Page 118
Inward harmony "is both the Glory and the Happiness, the Joy and Solace of created Beings, the celebrated Musick of the Spheres, the Eccho of Heaven, the Business of Seraphims, and the Imployment of Eternity" (p.
Page 120
H.
Page 180
She was very hospitable, gave me a Dinner of Ox Cheek with great Goodwill, accepting only of a Pot of Ale in return.
Page 197
Denham, who was a Friend of Hamilton's, thought he ought to be acquainted with it.
Page 204
The Thing pleas'd me, for I was grown tired of London, remember'd with Pleasure the happy Months I had spent in Pennsylvania, and wish'd again to see it.
Page 263
'Tis strange to see Men of a regular Conversation become rakish and profane when intoxicated with Drink, and yet more surprizing to observe, that some who appear to be the most profligate Wretches when sober, become mighty religious in their Cups, and will then, and at no other Time address their Maker, but when they are destitute of Reason, and actually affronting him.

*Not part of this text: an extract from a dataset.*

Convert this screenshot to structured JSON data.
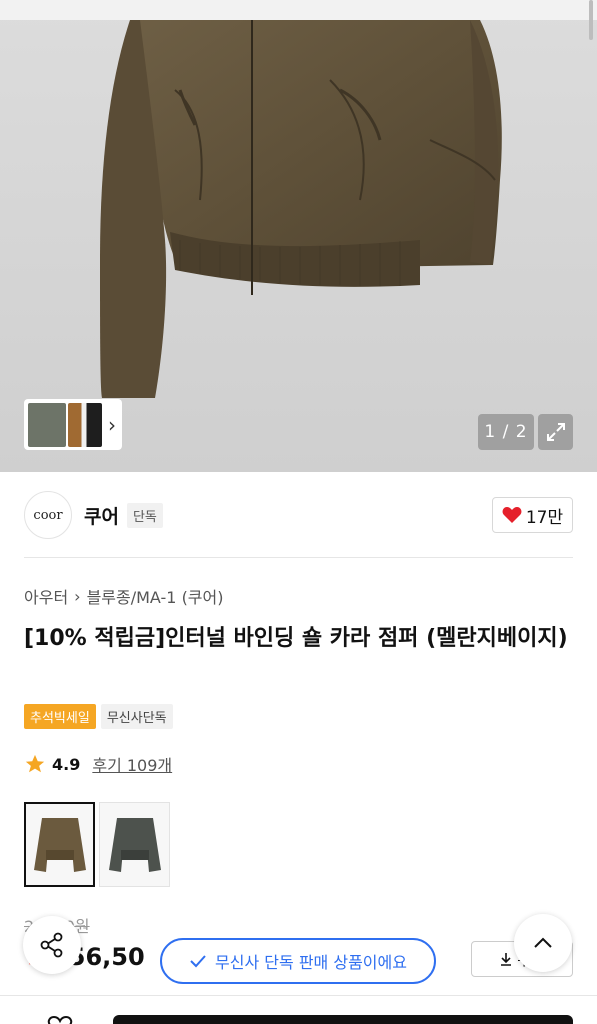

Page 319
These Things have render'd her Temper so much more pacifick than it us'd to be, that I may say, I have slept more, and more quietly within this last Year, than in the three foregoing Years put together.
Page 343
Read and your other friends here, in general, are well, and will rejoice to see you again.
Page 420
| Aspects, &c.
Page 428
Some Astronomers fancy they have seen a Satellite or Moon near _Venus_, like that belonging to the Earth: But it is not yet certain whether they have deceived themselves or not.
Page 437
1 | +----+-------+--------+---------+-------+-------+---------+----------+ [Illustration] +----+----------+----------+----+------+ | D.
Page 452
= | 5 11 | 6 49 | | 16 | 5 | _rain;_ | 5 13 | 6 47 | | 17 | 6 |Days dec.
Page 477
| [Venus] | | 7 | 23 | [Quartile] [Saturn] [Mercury] _Pot,_ | | 8 |[Pisces] 5 | [Trine] [Mars] [Mercury] _have_ | | 9 | 17 | _some in your_ | | 10 | 29 | _Mouth.
Page 549
I exhort you, therefore, to return to your duty; and, as the Indians say, to confirm my words, I send you a Birmingham tile.
Page 550
In a little book he sent her, called "None but Christ," he wrote an acrostick on her name, which for namesake's sake, as well as the good advice it contains, I transcribe and send you, viz.
Page 741
I tell her, that such Complaints are common to all Times and all Countries, and were made even in Solomon's Time; when, as we are told, Silver was as plenty in Jerusalem as the Stones in the Street; and yet, even then, there were People who grumbled, so as to incur this Censure from that knowing Prince.